After saying they wanted public input, state officials got an earful Wednesday night when about 100 angry township residents showed up at a public hearing over a plan to build a parking lot on a wooded tract near the Wallingford train station. Pennsylvania Department of Transportation officials were frequently interrupted during their brief presentation of the agency's plan to develop an 88-space park-and-ride lot on about 3.5 acres of the 18-acre Duer tract. The lot would lie on the north side of the SEPTA tracks, about 400 yards east of the Wallingford station on the R3 route.
October 27, 1994 |
On a bright, lovely morning, Tim O'Brien, whom some regard as the greatest war novelist since Tolstoy, is preparing to tell the world that, at age 48, he cannot write fiction anymore. It hurts too much. The novelist is the picture of physical health, in the fullness of his powers, wealthy, and assured of literary immortality. The National Book Award- winning author of Going After Cacciato and The Things They Carried has just completed his third Vietnam novel. He is being celebrated anew; his publisher is spending thousands of dollars to send him across the country to be feted and to sell the thing, all 75,000 copies.

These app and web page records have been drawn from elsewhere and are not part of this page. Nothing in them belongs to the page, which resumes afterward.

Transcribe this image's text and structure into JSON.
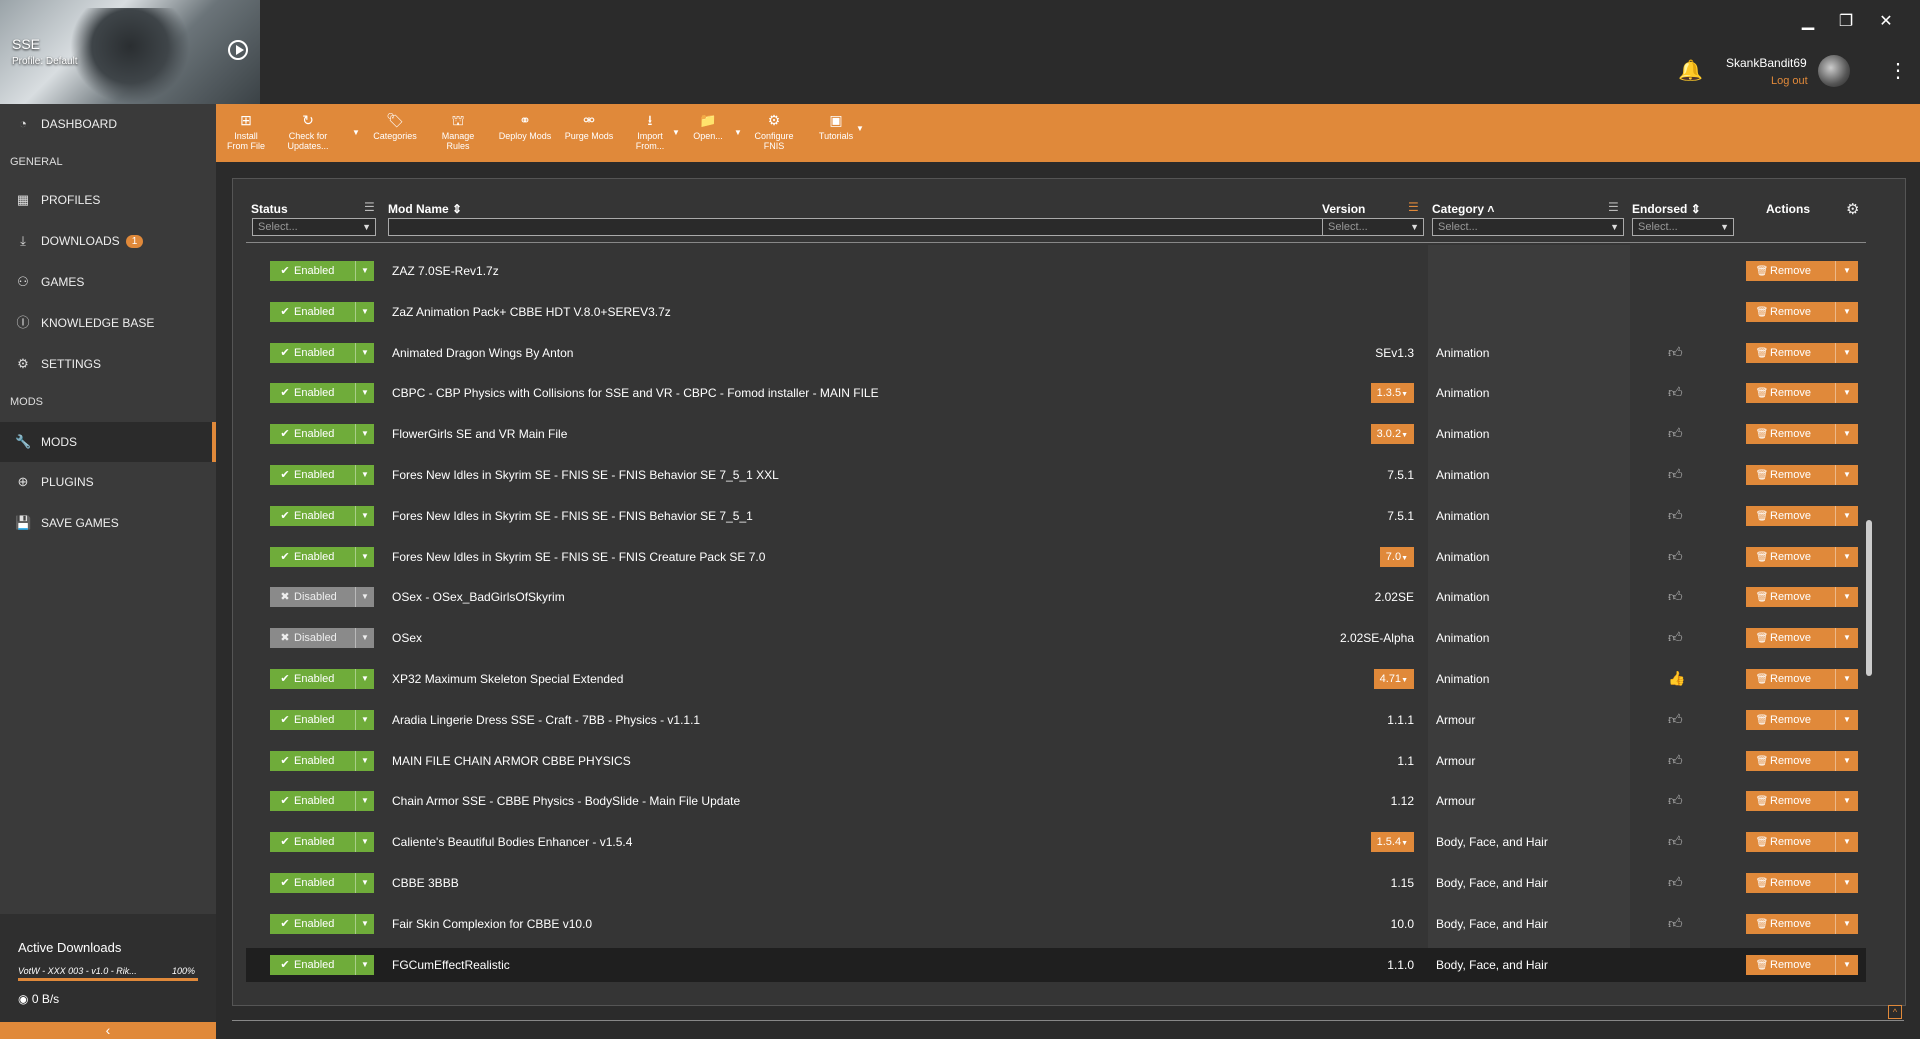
{
  "game": {
    "title": "SSE",
    "profile": "Profile: Default"
  },
  "window": {
    "minimize": "▁",
    "restore": "❐",
    "close": "✕"
  },
  "user": {
    "name": "SkankBandit69",
    "logout": "Log out"
  },
  "sidebar": {
    "dashboard": "DASHBOARD",
    "section_general": "GENERAL",
    "profiles": "PROFILES",
    "downloads": "DOWNLOADS",
    "downloads_badge": "1",
    "games": "GAMES",
    "knowledge_base": "KNOWLEDGE BASE",
    "settings": "SETTINGS",
    "section_mods": "MODS",
    "mods": "MODS",
    "plugins": "PLUGINS",
    "save_games": "SAVE GAMES"
  },
  "active_downloads": {
    "title": "Active Downloads",
    "item": "VotW - XXX 003 - v1.0 - Rik...",
    "percent": "100%",
    "progress": 1.0,
    "speed": "0 B/s"
  },
  "toolbar": {
    "install": "Install From File",
    "check_updates": "Check for Updates...",
    "categories": "Categories",
    "manage_rules": "Manage Rules",
    "deploy": "Deploy Mods",
    "purge": "Purge Mods",
    "import": "Import From...",
    "open": "Open...",
    "configure_fnis": "Configure FNIS",
    "tutorials": "Tutorials"
  },
  "table": {
    "headers": {
      "status": "Status",
      "mod_name": "Mod Name",
      "version": "Version",
      "category": "Category",
      "endorsed": "Endorsed",
      "actions": "Actions"
    },
    "filter_placeholder": "Select...",
    "rows": [
      {
        "status": "Enabled",
        "name": "ZAZ 7.0SE-Rev1.7z",
        "version": "",
        "version_update": false,
        "category": "",
        "endorsed": "none",
        "action": "Remove"
      },
      {
        "status": "Enabled",
        "name": "ZaZ Animation Pack+ CBBE HDT V.8.0+SEREV3.7z",
        "version": "",
        "version_update": false,
        "category": "",
        "endorsed": "none",
        "action": "Remove"
      },
      {
        "status": "Enabled",
        "name": "Animated Dragon Wings By Anton",
        "version": "SEv1.3",
        "version_update": false,
        "category": "Animation",
        "endorsed": "no",
        "action": "Remove"
      },
      {
        "status": "Enabled",
        "name": "CBPC - CBP Physics with Collisions for SSE and VR - CBPC - Fomod installer - MAIN FILE",
        "version": "1.3.5",
        "version_update": true,
        "category": "Animation",
        "endorsed": "no",
        "action": "Remove"
      },
      {
        "status": "Enabled",
        "name": "FlowerGirls SE and VR Main File",
        "version": "3.0.2",
        "version_update": true,
        "category": "Animation",
        "endorsed": "no",
        "action": "Remove"
      },
      {
        "status": "Enabled",
        "name": "Fores New Idles in Skyrim SE - FNIS SE - FNIS Behavior SE 7_5_1 XXL",
        "version": "7.5.1",
        "version_update": false,
        "category": "Animation",
        "endorsed": "no",
        "action": "Remove"
      },
      {
        "status": "Enabled",
        "name": "Fores New Idles in Skyrim SE - FNIS SE - FNIS Behavior SE 7_5_1",
        "version": "7.5.1",
        "version_update": false,
        "category": "Animation",
        "endorsed": "no",
        "action": "Remove"
      },
      {
        "status": "Enabled",
        "name": "Fores New Idles in Skyrim SE - FNIS SE - FNIS Creature Pack SE 7.0",
        "version": "7.0",
        "version_update": true,
        "category": "Animation",
        "endorsed": "no",
        "action": "Remove"
      },
      {
        "status": "Disabled",
        "name": "OSex - OSex_BadGirlsOfSkyrim",
        "version": "2.02SE",
        "version_update": false,
        "category": "Animation",
        "endorsed": "no",
        "action": "Remove"
      },
      {
        "status": "Disabled",
        "name": "OSex",
        "version": "2.02SE-Alpha",
        "version_update": false,
        "category": "Animation",
        "endorsed": "no",
        "action": "Remove"
      },
      {
        "status": "Enabled",
        "name": "XP32 Maximum Skeleton Special Extended",
        "version": "4.71",
        "version_update": true,
        "category": "Animation",
        "endorsed": "yes",
        "action": "Remove"
      },
      {
        "status": "Enabled",
        "name": "Aradia Lingerie Dress SSE - Craft - 7BB - Physics - v1.1.1",
        "version": "1.1.1",
        "version_update": false,
        "category": "Armour",
        "endorsed": "no",
        "action": "Remove"
      },
      {
        "status": "Enabled",
        "name": "MAIN FILE CHAIN ARMOR CBBE PHYSICS",
        "version": "1.1",
        "version_update": false,
        "category": "Armour",
        "endorsed": "no",
        "action": "Remove"
      },
      {
        "status": "Enabled",
        "name": "Chain Armor SSE - CBBE Physics - BodySlide - Main File Update",
        "version": "1.12",
        "version_update": false,
        "category": "Armour",
        "endorsed": "no",
        "action": "Remove"
      },
      {
        "status": "Enabled",
        "name": "Caliente's Beautiful Bodies Enhancer - v1.5.4",
        "version": "1.5.4",
        "version_update": true,
        "category": "Body, Face, and Hair",
        "endorsed": "no",
        "action": "Remove"
      },
      {
        "status": "Enabled",
        "name": "CBBE 3BBB",
        "version": "1.15",
        "version_update": false,
        "category": "Body, Face, and Hair",
        "endorsed": "no",
        "action": "Remove"
      },
      {
        "status": "Enabled",
        "name": "Fair Skin Complexion for CBBE v10.0",
        "version": "10.0",
        "version_update": false,
        "category": "Body, Face, and Hair",
        "endorsed": "no",
        "action": "Remove"
      },
      {
        "status": "Enabled",
        "name": "FGCumEffectRealistic",
        "version": "1.1.0",
        "version_update": false,
        "category": "Body, Face, and Hair",
        "endorsed": "none",
        "action": "Remove"
      }
    ]
  },
  "colors": {
    "accent": "#e0893a",
    "enabled": "#6fac3a",
    "disabled": "#8a8a8a"
  }
}
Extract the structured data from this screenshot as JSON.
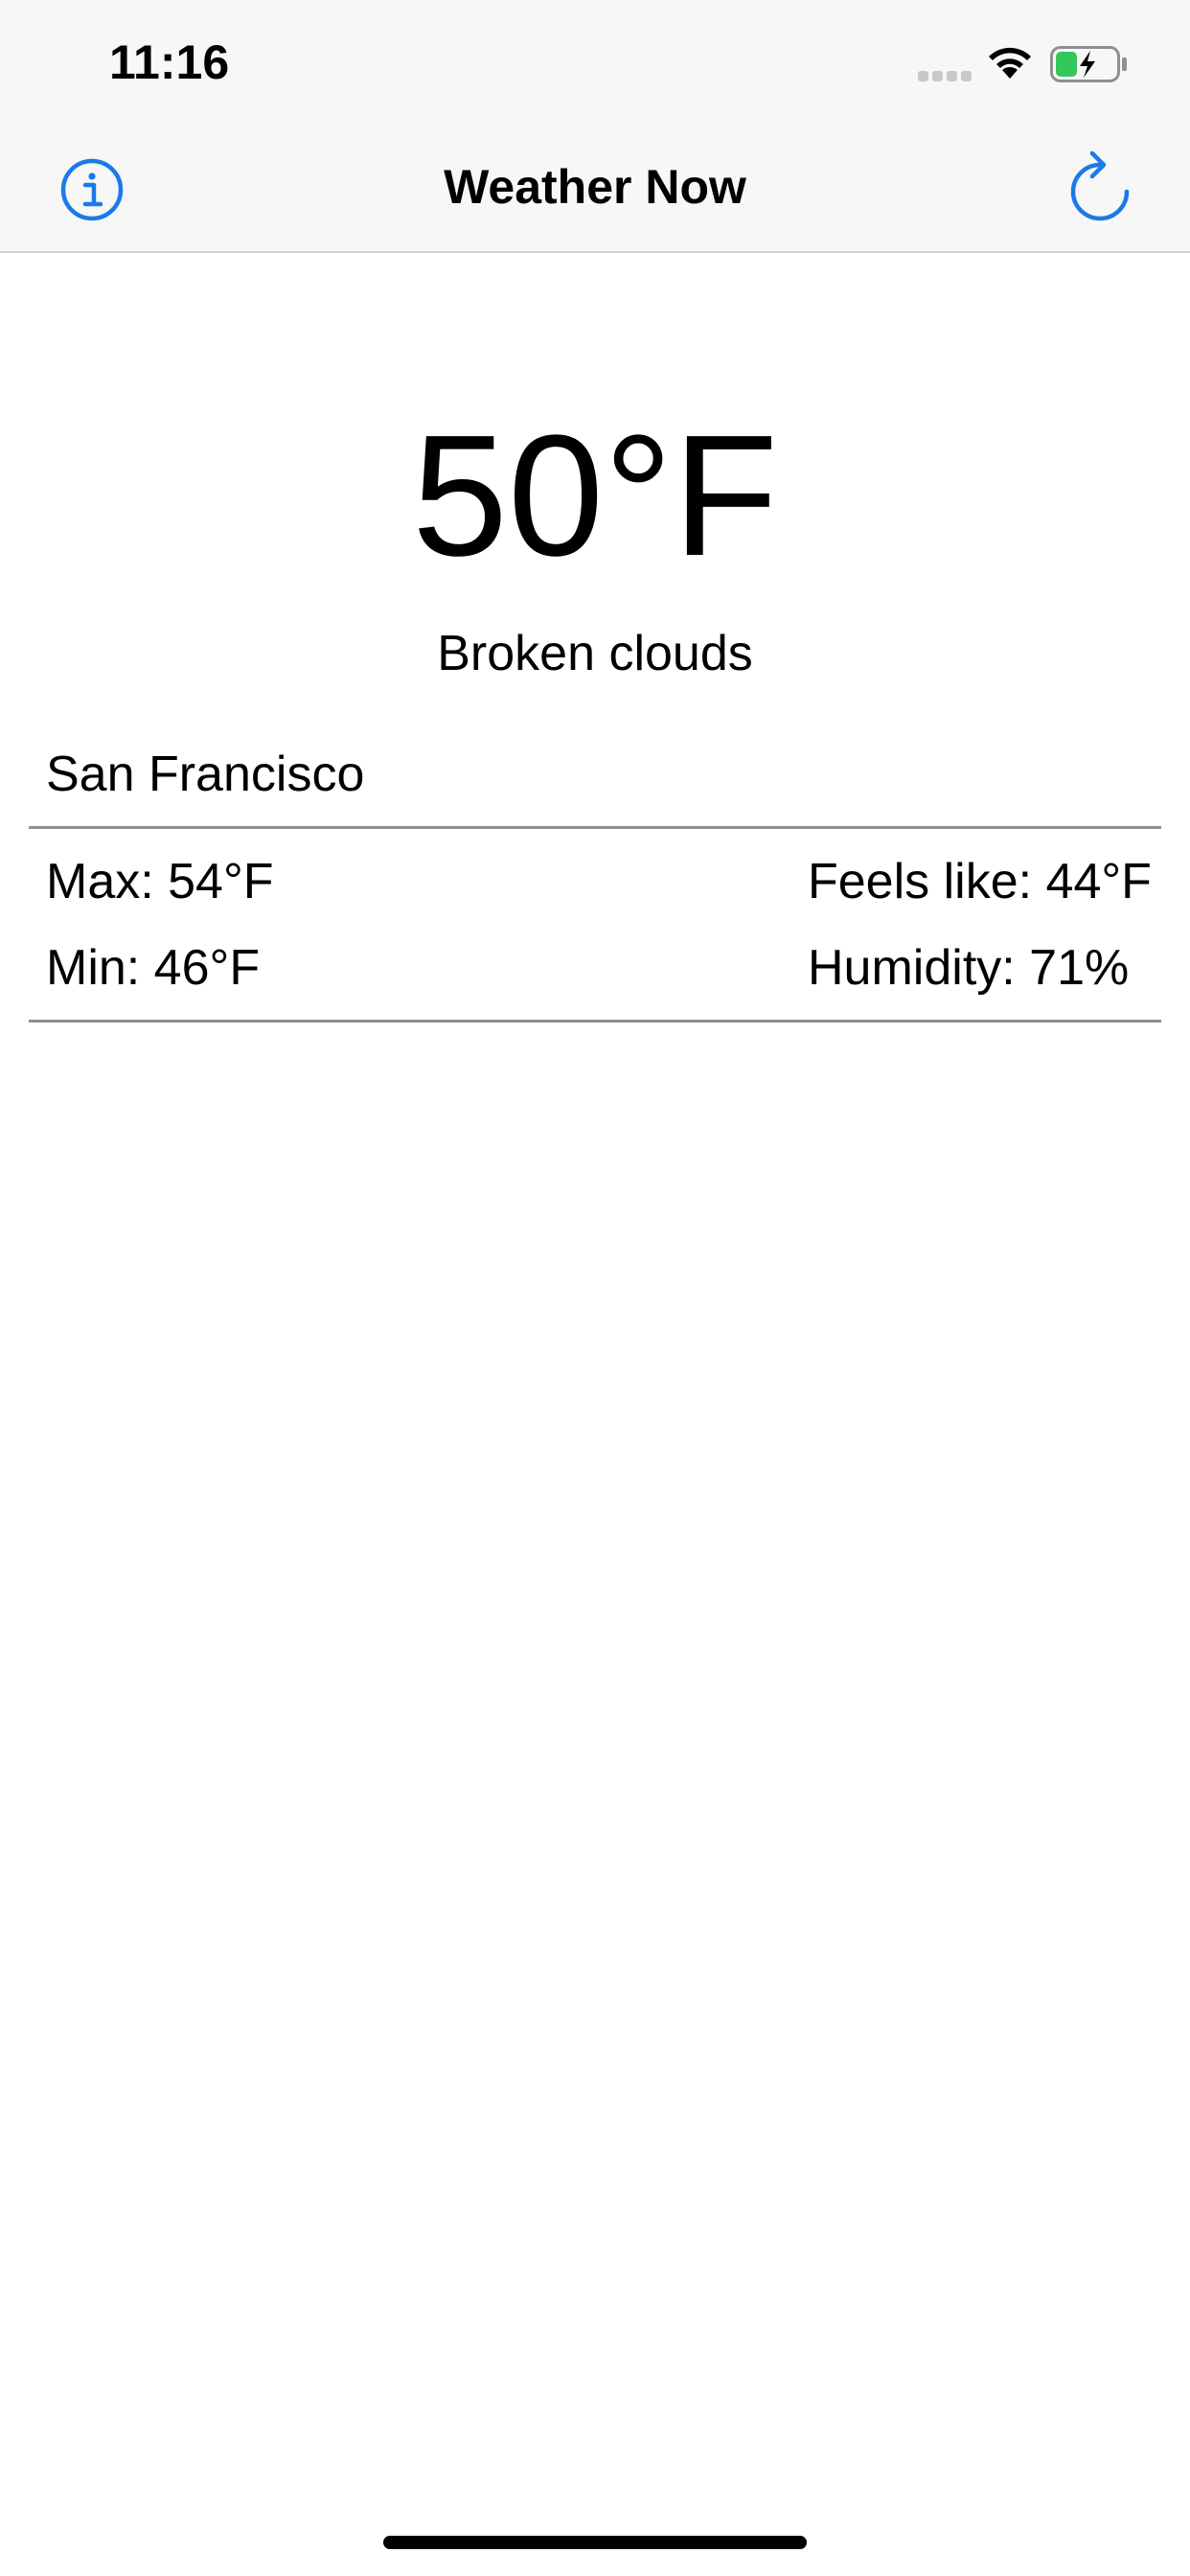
{
  "status_bar": {
    "time": "11:16",
    "icons": [
      "cellular-signal-icon",
      "wifi-icon",
      "battery-charging-icon"
    ]
  },
  "nav": {
    "title": "Weather Now",
    "left_icon": "info-icon",
    "right_icon": "refresh-icon"
  },
  "weather": {
    "temperature": "50°F",
    "condition": "Broken clouds",
    "city": "San Francisco",
    "max": "Max: 54°F",
    "min": "Min: 46°F",
    "feels_like": "Feels like: 44°F",
    "humidity": "Humidity: 71%"
  },
  "colors": {
    "accent": "#1a7ae8",
    "bar_background": "#f7f7f7",
    "divider": "#8e8e93",
    "battery_fill": "#34c759"
  }
}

October 25, 1994 |
IN THE LAKE OF THE WOODS by Tim O'Brien Houghton Mifflin / $21.95 Tim O'Brien is about midway through another tour of combat duty. Unlike his actual experience of war in Vietnam during 1969, he has not needed a flak jacket or jungle boots. The fatigue, the stress and the disorientation, however, are very much present. O'Brien is on the march in a city-a-day author tour to promote his latest novel, "In the Lake of the Woods. " These days, the writer wears a Cincinnati Reds cap instead of a steel helmet.
December 3, 1992 |
The Pennsylvania Department of Transportation has deflected a request from the Marple Township commissioners to abandon its plans to build a park-and- ride and bus-transfer facility within the Blue Route interchange on West Chester Pike. The exchange is typical of the two parties' disagreement, which has seen PennDot preach compromise and cooperation while Marple steadfastly maintains a hard line. In a letter last month to Marple Commission President Barry C. Dozor - who had sent PennDot a strongly worded "letter of rejection" in October - district engineer Stephen B. Lester reaffirmed PennDot's commitment to the project.
May 29, 1987 |
The situation is this: Young marrieds were having their first baby by natural childbirth and the husband is remembering the event: ". . . My wife and I were suddenly sharing the greatest moment in our lives. This was what we had asked God for; this was what we wanted to see if we could make. And I looked at it lovingly as they started to clean it off, but it wasn't getting any better. And then I went over to my wife, kissed her gently on the lips and said, 'Darling, I love you very much.